**Exercise aim**
Return the following entries exactly, word for word.

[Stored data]
____

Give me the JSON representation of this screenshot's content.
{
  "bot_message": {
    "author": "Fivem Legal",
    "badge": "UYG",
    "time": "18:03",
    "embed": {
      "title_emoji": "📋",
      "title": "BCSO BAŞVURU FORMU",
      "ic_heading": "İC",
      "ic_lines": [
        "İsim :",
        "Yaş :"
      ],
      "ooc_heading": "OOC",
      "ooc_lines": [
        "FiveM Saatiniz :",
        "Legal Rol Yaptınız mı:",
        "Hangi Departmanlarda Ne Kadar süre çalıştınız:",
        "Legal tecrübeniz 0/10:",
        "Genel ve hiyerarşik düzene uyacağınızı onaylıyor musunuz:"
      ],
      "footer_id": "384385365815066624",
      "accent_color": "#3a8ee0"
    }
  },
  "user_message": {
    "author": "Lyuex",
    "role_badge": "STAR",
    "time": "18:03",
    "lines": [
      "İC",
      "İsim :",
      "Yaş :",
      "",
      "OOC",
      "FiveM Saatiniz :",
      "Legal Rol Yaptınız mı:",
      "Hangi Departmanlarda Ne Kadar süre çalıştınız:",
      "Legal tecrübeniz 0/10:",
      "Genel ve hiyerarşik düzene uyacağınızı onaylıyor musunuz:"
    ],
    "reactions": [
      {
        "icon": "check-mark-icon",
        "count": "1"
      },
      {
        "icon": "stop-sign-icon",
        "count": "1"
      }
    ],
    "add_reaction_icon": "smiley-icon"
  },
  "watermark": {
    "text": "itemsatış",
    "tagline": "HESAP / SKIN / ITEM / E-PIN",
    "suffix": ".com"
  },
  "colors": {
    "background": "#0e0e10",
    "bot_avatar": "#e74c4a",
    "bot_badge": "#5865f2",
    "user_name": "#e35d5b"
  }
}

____

**Result below**
Give me the JSON representation of this screenshot's content.
{
  "bot_message": {
    "author": "Fivem Legal",
    "badge": "UYG",
    "time": "18:03",
    "embed": {
      "title_emoji": "📋",
      "title": "BCSO BAŞVURU FORMU",
      "ic_heading": "İC",
      "ic_lines": [
        "İsim :",
        "Yaş :"
      ],
      "ooc_heading": "OOC",
      "ooc_lines": [
        "FiveM Saatiniz :",
        "Legal Rol Yaptınız mı:",
        "Hangi Departmanlarda Ne Kadar süre çalıştınız:",
        "Legal tecrübeniz 0/10:",
        "Genel ve hiyerarşik düzene uyacağınızı onaylıyor musunuz:"
      ],
      "footer_id": "384385365815066624",
      "accent_color": "#3a8ee0"
    }
  },
  "user_message": {
    "author": "Lyuex",
    "role_badge": "STAR",
    "time": "18:03",
    "lines": [
      "İC",
      "İsim :",
      "Yaş :",
      "",
      "OOC",
      "FiveM Saatiniz :",
      "Legal Rol Yaptınız mı:",
      "Hangi Departmanlarda Ne Kadar süre çalıştınız:",
      "Legal tecrübeniz 0/10:",
      "Genel ve hiyerarşik düzene uyacağınızı onaylıyor musunuz:"
    ],
    "reactions": [
      {
        "icon": "check-mark-icon",
        "count": "1"
      },
      {
        "icon": "stop-sign-icon",
        "count": "1"
      }
    ],
    "add_reaction_icon": "smiley-icon"
  },
  "watermark": {
    "text": "itemsatış",
    "tagline": "HESAP / SKIN / ITEM / E-PIN",
    "suffix": ".com"
  },
  "colors": {
    "background": "#0e0e10",
    "bot_avatar": "#e74c4a",
    "bot_badge": "#5865f2",
    "user_name": "#e35d5b"
  }
}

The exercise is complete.